Studio executives—and audiences alike—have emerged from their Labor Day weekends rubbing their eyes and stifling their yawns: “Huh, award seasons starts now?” Well, OK!
Over the weekend, Lionsgate tried to hit the John Ford sweet spot with its prestige picture, 3:10 to Yuma, a western starring Russell Crowe and Christian Bale. It took in a modest $14 million haul, $4 million more than Halloween (#2) in its 2nd week of release and $6 million more than Superbad (#3) in its fourth. (Technically speaking, according to Box Office Mojo, Yuma scored “the highest-grossing non-horror opening” for the weekend. Wow!) Here in the city, the film grossed a little over $200,000 at 10 theaters. Its $20,000 average, while nothing to scoff at, does not inspire a terrible amount of confidence; the studio hopes to transform the film into this year’s Crash, which means they are in for the long haul. (And I mean long … Crash didn’t inspire much confidence at the beginning either—and for some, right up until the point it won its Best Picture Oscar.) So, if you can’t catch the 3:10, there’ll be a 4:10, 4:25 local, and 5:10. Yippee!

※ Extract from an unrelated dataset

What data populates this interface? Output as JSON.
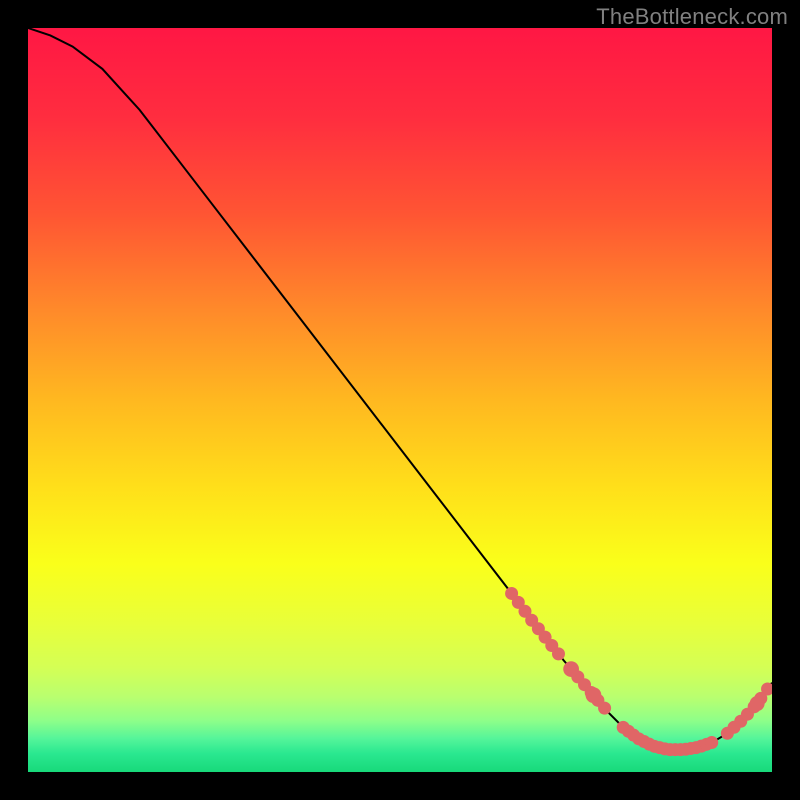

ThinkFilm also kicked off its awards season push with the documentary In the Shadow of the Moon. The film could not crack the city’s top 10 list, but it was showing only at 2 theaters. Stacked up against the box office and pedigree of documentary behemoth Micheal Moore’s Sicko, this one has a long climb to reach the Oscar summit. Good luck!
Shoot ‘Em Up, starring Clive Owen and Paul Giamatti, couldn’t find its target over the weekend, grossing $5.5 million nationally with about $100,000 coming from Manhattan. Reviewers were polarized. It appears it was a case of bad timing; maybe New Line should have considered releasing this one in early summer, when a gory, fun actioner with no plot could have found a toehold. Things are too serious now.
And this weekend’s Straight-to-Neflix-Queue Award goes to Brothers Solomon, the comedy starring Saturday Night Live’s Will Forte and Arrested Development’s Will Arnett and directed by Mr. Show’s Bob Odenkirk. All funny guys, right? Well, a $500,000 opening is decidedly not funny, especially when the movie cost a reported $10 million. Eek!
Manhattan Weekend Box Office: How moviegoers in the multiplexes of middle America choose to spend their ten-spot is probably a big deal in Hollywood. But here in Manhattan, the hottest movies aren't always the ones making the big bucks nationwide. Using Nielsen numbers for Manhattan theaters alone and comparing them to the performance of the national weekend box office can tell you a lot about our Blue State sensibilities. Or nothing at all! Each Monday afternoon, we will bring you the results.